The Lobster (2015) Colin Farrell stars as David, a recently divorced man, forced to interact with other singles in a strictly monitored resort. Per government mandate, he has 45 days to form a new relationship or he will be transformed into an animal of his choice. Everyone plays games, suppressing his or her emotions, setting up walls, and faking compatibility in a desperate attempt to find a mate.

Director/co-writer Yorgos Lanthimos’ metaphorical fantasy illustrates how those who are single (either by choice or design) are frequently shunned by society, regarded as second-class citizens. Deception and inauthenticity are the rule, rather than the exception, as the characters sacrifice happiness for self-preservation. The Lobster seems a trifle overlong by at least a half hour, establishing the parameters early and reinforcing the aforementioned themes, ad nauseum. I found it difficult to be emotionally connected to any of the characters, but it’s worth a look, due to its intriguing absurdist concept.  Warning: Animal lovers might find one scene difficult to take, which depicts cruelty against a dog (reinforcing the heartless nature of one of the singles).  

Rating: ***. Available on Blu-ray, DVD and Netflix
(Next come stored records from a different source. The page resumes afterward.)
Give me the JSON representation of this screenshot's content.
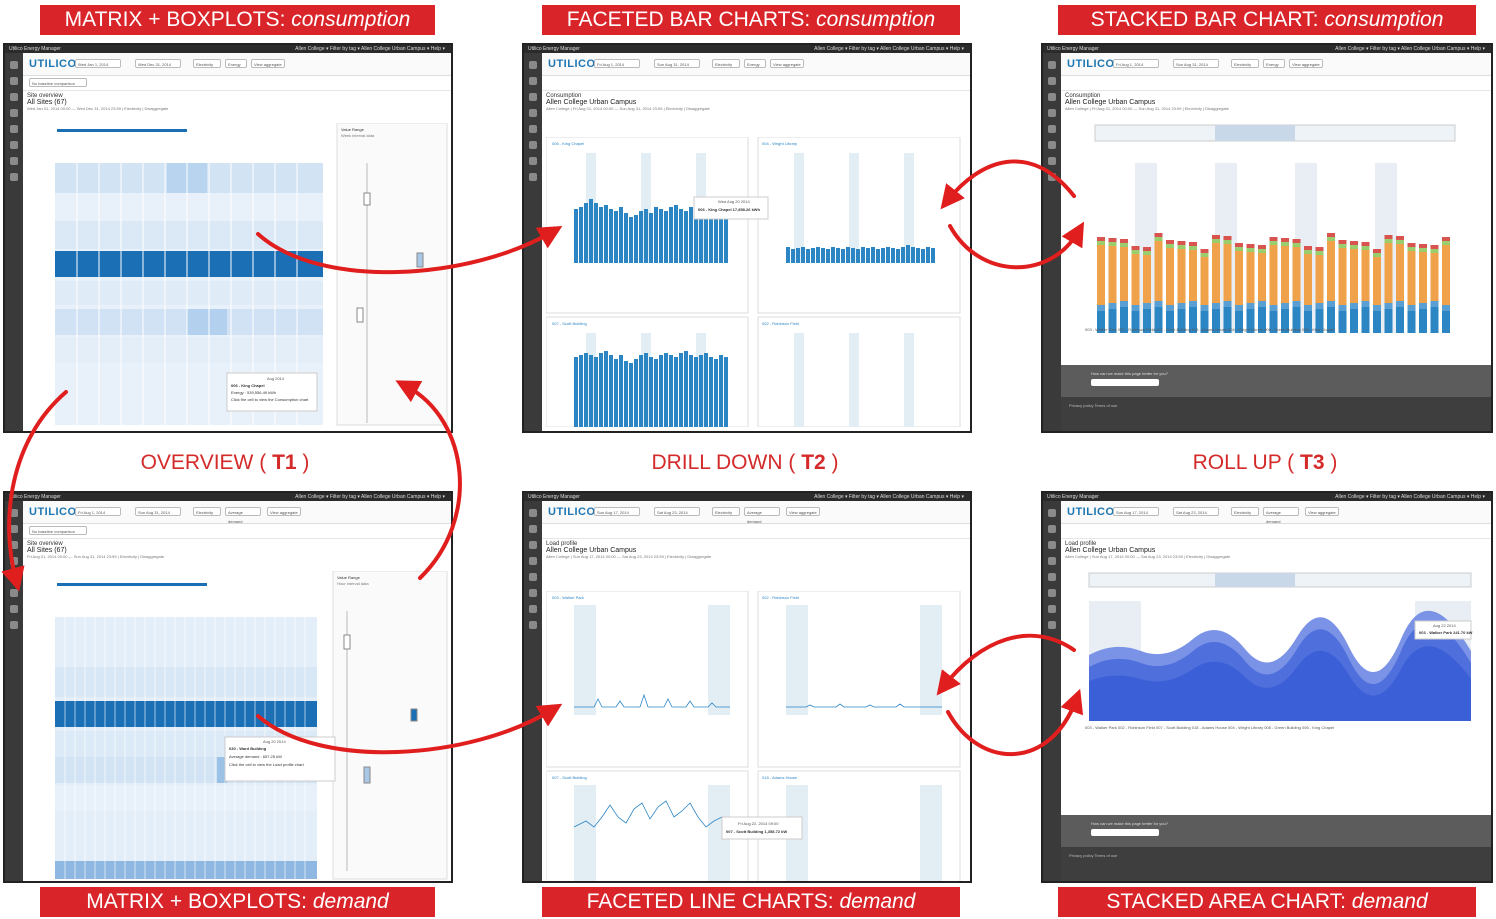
{
  "banners": {
    "top_left": {
      "main": "MATRIX + BOXPLOTS:",
      "ital": "consumption"
    },
    "top_mid": {
      "main": "FACETED BAR CHARTS:",
      "ital": "consumption"
    },
    "top_right": {
      "main": "STACKED BAR CHART:",
      "ital": "consumption"
    },
    "bot_left": {
      "main": "MATRIX + BOXPLOTS:",
      "ital": "demand"
    },
    "bot_mid": {
      "main": "FACETED LINE CHARTS:",
      "ital": "demand"
    },
    "bot_right": {
      "main": "STACKED AREA CHART:",
      "ital": "demand"
    }
  },
  "tasks": {
    "t1": {
      "text": "OVERVIEW (",
      "code": "T1",
      "close": ")"
    },
    "t2": {
      "text": "DRILL DOWN (",
      "code": "T2",
      "close": ")"
    },
    "t3": {
      "text": "ROLL UP (",
      "code": "T3",
      "close": ")"
    }
  },
  "app": {
    "title": "Utilico Energy Manager",
    "logo": "UTILICO",
    "menus": "Allen College ▾   Filter by tag ▾   Allen College Urban Campus ▾   Help ▾",
    "view_aggregate": "View aggregate",
    "electricity": "Electricity",
    "to": "to",
    "no_baseline": "No baseline comparison"
  },
  "shots": {
    "s1": {
      "date_from": "Wed Jan 1, 2014",
      "date_to": "Wed Dec 31, 2014",
      "metric": "Energy",
      "heading": "Site overview",
      "title": "All Sites (67)",
      "sub": "Wed Jan 01, 2014 00:00 — Wed Dec 31, 2014 23:59 | Electricity | Disaggregate",
      "tooltip_title": "Aug 2014",
      "tooltip_site": "006 - King Chapel",
      "tooltip_value": "Energy : 539,556.49 kWh",
      "tooltip_hint": "Click the cell to view the Consumption chart",
      "value_range": "Value Range",
      "value_sub": "Week interval data"
    },
    "s2": {
      "date_from": "Fri Aug 1, 2014",
      "date_to": "Sun Aug 31, 2014",
      "metric": "Energy",
      "heading": "Consumption",
      "title": "Allen College Urban Campus",
      "sub": "Allen College | Fri Aug 01, 2014 00:00 — Sun Aug 31, 2014 23:59 | Electricity | Disaggregate",
      "panels": [
        "006 - King Chapel",
        "004 - Wright Library",
        "007 - Scott Building",
        "002 - Robinson Field"
      ],
      "tooltip_date": "Wed Aug 20 2014",
      "tooltip_value": "006 - King Chapel  17,858.26 kWh"
    },
    "s3": {
      "date_from": "Fri Aug 1, 2014",
      "date_to": "Sun Aug 31, 2014",
      "metric": "Energy",
      "heading": "Consumption",
      "title": "Allen College Urban Campus",
      "sub": "Allen College | Fri Aug 01, 2014 00:00 — Sun Aug 31, 2014 23:59 | Electricity | Disaggregate",
      "legend": "003 - Walker Park   002 - Robinson Field   007 - Scott Building   018 - Adams House   004 - Wright Library   008 - Green Building   006 - King Chapel",
      "feedback": "How can we make this page better for you?",
      "privacy": "Privacy policy    Terms of use"
    },
    "s4": {
      "date_from": "Fri Aug 1, 2014",
      "date_to": "Sun Aug 31, 2014",
      "metric": "Average demand",
      "heading": "Site overview",
      "title": "All Sites (67)",
      "sub": "Fri Aug 01, 2014 00:00 — Sun Aug 31, 2014 23:59 | Electricity | Disaggregate",
      "tooltip_title": "Aug 20 2014",
      "tooltip_site": "030 - Ward Building",
      "tooltip_value": "Average demand : 657.25 kW",
      "tooltip_hint": "Click the cell to view the Load profile chart",
      "value_range": "Value Range",
      "value_sub": "Hour interval data"
    },
    "s5": {
      "date_from": "Sun Aug 17, 2014",
      "date_to": "Sat Aug 23, 2014",
      "metric": "Average demand",
      "heading": "Load profile",
      "title": "Allen College Urban Campus",
      "sub": "Allen College | Sun Aug 17, 2014 00:00 — Sat Aug 23, 2014 23:59 | Electricity | Disaggregate",
      "panels": [
        "003 - Walker Park",
        "002 - Robinson Field",
        "007 - Scott Building",
        "018 - Adams House"
      ],
      "tooltip_date": "Fri Aug 22, 2014 09:00",
      "tooltip_value": "007 - Scott Building  1,358.72 kW"
    },
    "s6": {
      "date_from": "Sun Aug 17, 2014",
      "date_to": "Sat Aug 23, 2014",
      "metric": "Average demand",
      "heading": "Load profile",
      "title": "Allen College Urban Campus",
      "sub": "Allen College | Sun Aug 17, 2014 00:00 — Sat Aug 23, 2014 23:59 | Electricity | Disaggregate",
      "tooltip_date": "Aug 22 2014",
      "tooltip_value": "003 - Walker Park  241.70 kW",
      "legend": "003 - Walker Park   002 - Robinson Field   007 - Scott Building   018 - Adams House   004 - Wright Library   008 - Green Building   006 - King Chapel",
      "feedback": "How can we make this page better for you?",
      "privacy": "Privacy policy    Terms of use"
    }
  },
  "colors": {
    "accent": "#d9252a",
    "bar_blue": "#2d86c4",
    "heat_dark": "#1b6fb5",
    "heat_light": "#e4eff9",
    "stack_orange": "#f0a24a",
    "area_blue": "#3b5fd6"
  }
}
Zardoz (1974) Mention writer/director John Boorman’s Zardoz to anyone who’s seen it, and most people tend to fall into the “love it” or “hate it” camps. Well, I don’t love it, nor do I hate it, but after watching it a few times (I’ve seen it roughly once each decade), I’ve alternately come to three schools of thought: 1) It’s a misunderstood work of genius, 2) It’s a misguided exercise with some good ideas, or 3) it’s a pretentious piece of crap. Lately, I tend to gravitate toward the second opinion. Sean Connery (wearing a fetching red bikini sort of thing) stars as Zed, a representative of the Brutals, a primal man tasked with exterminating non-Brutals in the wasteland. He infiltrates the sheltered world of the Eternals, where he’s examined like a specimen, feared and jeered. We learn that Zed may hold the key to their salvation or destruction. Charlotte Rampling co-stars as Consuella, one of the Eternal leaders, who deems Zed too dangerous to live. Zardoz explores themes of gender inequality, societal stagnation, mortality and creativity, but it’s a jumble of ideas that seems caught up in its own cleverness. Is the world of Zardoz reality or nothing more than a pageant? Who knows?

Rating: **½ . Available on Blu-ray and DVD


Equilibrium (2002) Writer/director Kurt Wimmer’s vision of an imperfect future starts out promising enough. After World War III, society has been rebuilt from the rubble. The totalitarian government enforces mandatory daily doses of Prozium, a drug designed to suppress all emotions (considered the cause of wars and societal ills). Christian Bale plays John Preston, a high-ranking officer, tasked with detecting emotions and wiping out anyone who opposes the oppressive regime. It’s too bad the film gives up in the last act, eschewing any pretense of thoughtful reflection. 1984 gives way to The Matrix, with John artfully kicking butt against the bad guys. This is conjecture on my part, but the conflicting tone appears to be the result of studio pressure to provide more spectacle to an otherwise somber mood piece. It’s a shame the filmmakers took the easy route with empty-headed action, because Equilibrium features some good performances, especially Emily Watson as Mary O’Brien, a condemned prisoner who helps John see the value of emotions.

Rating: **½. Available on Blu-ray and DVD